A new study shows this Internet phenomenon is much more than a time suck. 

funy cat
Credit: Getty Images/Volanthevist

Whether your personal favorite is the OMG Cat, Lil Bub, or Grumpy Cat, new research published in the journal Computers in Human Behavior suggests watching those funny felines might increase positive feelings, boost energy, and decrease negative feelings.

More than 2 million cat videos—with almost 26 billion combined views—were posted on YouTube in 2014. So study author Jessica Gall Myrick, an Indiana University Media School researcher and assistant professor, set out to see if the cat craze has any real benefits… or if it’s just a colossal waste of time.

Nearly 7,000 people were surveyed about viewing cat videos and how it affects their moods.

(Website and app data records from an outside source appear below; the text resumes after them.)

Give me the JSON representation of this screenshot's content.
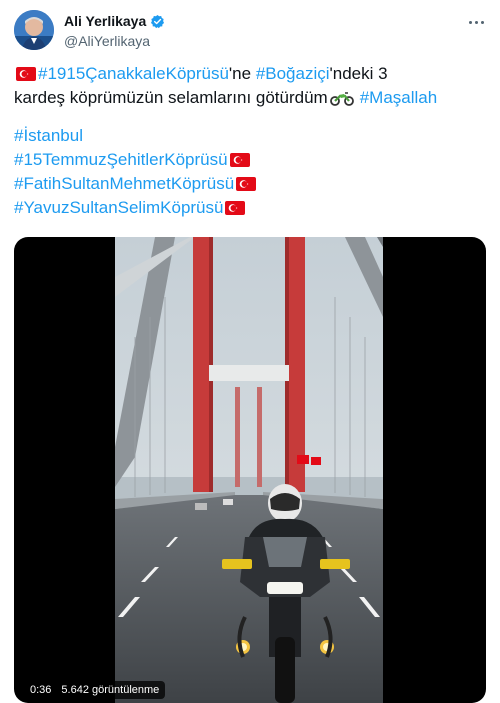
{
  "user": {
    "display_name": "Ali Yerlikaya",
    "handle": "@AliYerlikaya",
    "verified": true,
    "avatar_icon": "profile-photo"
  },
  "tweet": {
    "line1": {
      "tag_1915": "#1915ÇanakkaleKöprüsü",
      "text_ne": "'ne ",
      "tag_bogazici": "#Boğaziçi",
      "text_ndeki": "'ndeki 3"
    },
    "line2": {
      "text": "kardeş köprümüzün selamlarını götürdüm",
      "tag_masallah": "#Maşallah"
    },
    "tag_istanbul": "#İstanbul",
    "tag_15temmuz": "#15TemmuzŞehitlerKöprüsü",
    "tag_fatih": "#FatihSultanMehmetKöprüsü",
    "tag_yavuz": "#YavuzSultanSelimKöprüsü"
  },
  "video": {
    "duration": "0:36",
    "views": "5.642 görüntülenme"
  },
  "colors": {
    "link": "#1d9bf0",
    "text": "#0f1419",
    "muted": "#536471",
    "flag_red": "#e30a17",
    "verified_blue": "#1d9bf0"
  },
  "icons": [
    "turkish-flag-emoji",
    "motorcycle-emoji",
    "verified-badge-icon",
    "more-options-icon"
  ]
}
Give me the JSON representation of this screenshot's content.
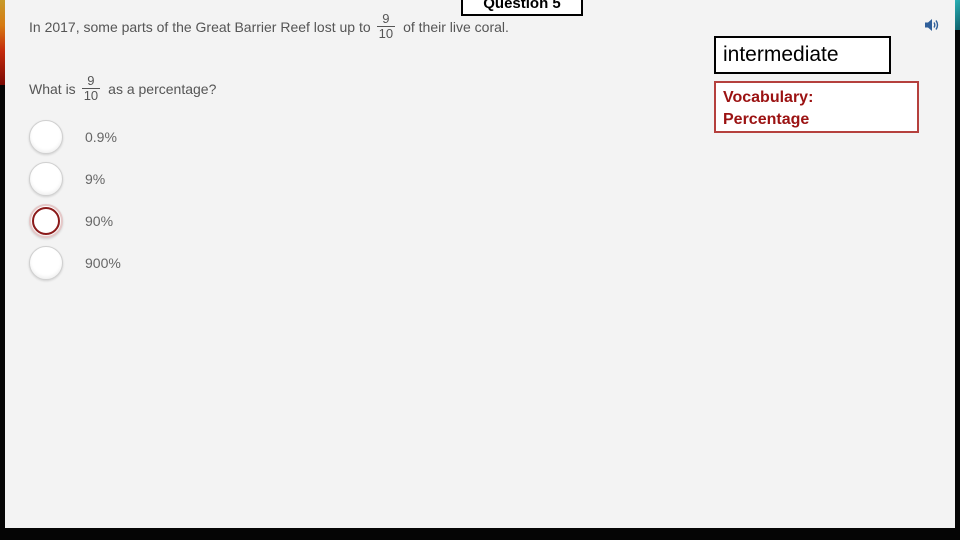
{
  "slide": {
    "question_tag": "Question 5",
    "level": "intermediate",
    "vocab_line1": "Vocabulary:",
    "vocab_line2": "Percentage"
  },
  "prompt": {
    "before": "In 2017, some parts of the Great Barrier Reef lost up to",
    "fraction_num": "9",
    "fraction_den": "10",
    "after": "of their live coral."
  },
  "question": {
    "before": "What is",
    "fraction_num": "9",
    "fraction_den": "10",
    "after": "as a percentage?"
  },
  "options": [
    {
      "label": "0.9%",
      "selected": false
    },
    {
      "label": "9%",
      "selected": false
    },
    {
      "label": "90%",
      "selected": true
    },
    {
      "label": "900%",
      "selected": false
    }
  ],
  "icons": {
    "audio": "speaker-icon"
  },
  "colors": {
    "selected_ring": "#8b1a1a",
    "vocab_text": "#9b1212",
    "vocab_border": "#b5403d",
    "speaker": "#2f5f9a"
  }
}
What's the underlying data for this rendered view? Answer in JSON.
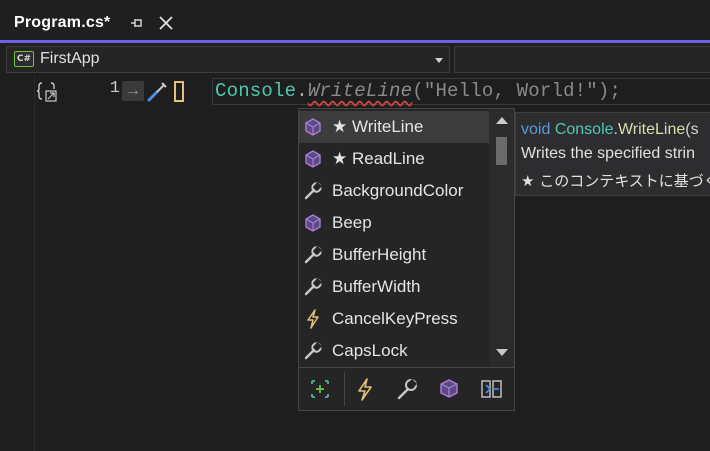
{
  "tab": {
    "title": "Program.cs*",
    "pin_icon": "pin-icon",
    "close_icon": "close-icon"
  },
  "navbar": {
    "project": "FirstApp",
    "badge": "C#"
  },
  "editor": {
    "line_number": "1",
    "arrow": "→",
    "code": {
      "class": "Console",
      "dot": ".",
      "method": "WriteLine",
      "args": "(\"Hello, World!\");"
    }
  },
  "completion": {
    "items": [
      {
        "label": "★ WriteLine",
        "icon": "method-cube-icon",
        "selected": true
      },
      {
        "label": "★ ReadLine",
        "icon": "method-cube-icon",
        "selected": false
      },
      {
        "label": "BackgroundColor",
        "icon": "wrench-icon",
        "selected": false
      },
      {
        "label": "Beep",
        "icon": "method-cube-icon",
        "selected": false
      },
      {
        "label": "BufferHeight",
        "icon": "wrench-icon",
        "selected": false
      },
      {
        "label": "BufferWidth",
        "icon": "wrench-icon",
        "selected": false
      },
      {
        "label": "CancelKeyPress",
        "icon": "lightning-icon",
        "selected": false
      },
      {
        "label": "CapsLock",
        "icon": "wrench-icon",
        "selected": false
      }
    ],
    "filters": [
      "snippets-icon",
      "events-icon",
      "properties-icon",
      "methods-icon",
      "extension-methods-icon"
    ]
  },
  "tooltip": {
    "keyword": "void",
    "class": "Console",
    "dot": ".",
    "method": "WriteLine",
    "rest": "(s",
    "description": "Writes the specified strin",
    "note": "★  このコンテキストに基づく"
  },
  "colors": {
    "accent": "#7160e8",
    "class": "#4ec9b0",
    "keyword": "#569cd6",
    "method": "#dcdcaa",
    "squiggle": "#cc4444"
  }
}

The results may surprise you: Most people reported feeling less anxious, sad, and annoyed after viewing cat videos—even at work.

"Even if they are watching cat videos on YouTube to procrastinate or while they should be working, the emotional pay-off may actually help people take on tough tasks afterward," Myrick said in a statement.

The news might make you feel better about your own procrastination habits, but Myrick says the study could have larger implications: “If we want to better understand the effects the Internet may have on us as individuals and on society, then researchers can't ignore Internet cats anymore.” The positive benefits suggest there may be reason to explore how online cat videos could serve as a form of low-cost pet therapy, she said.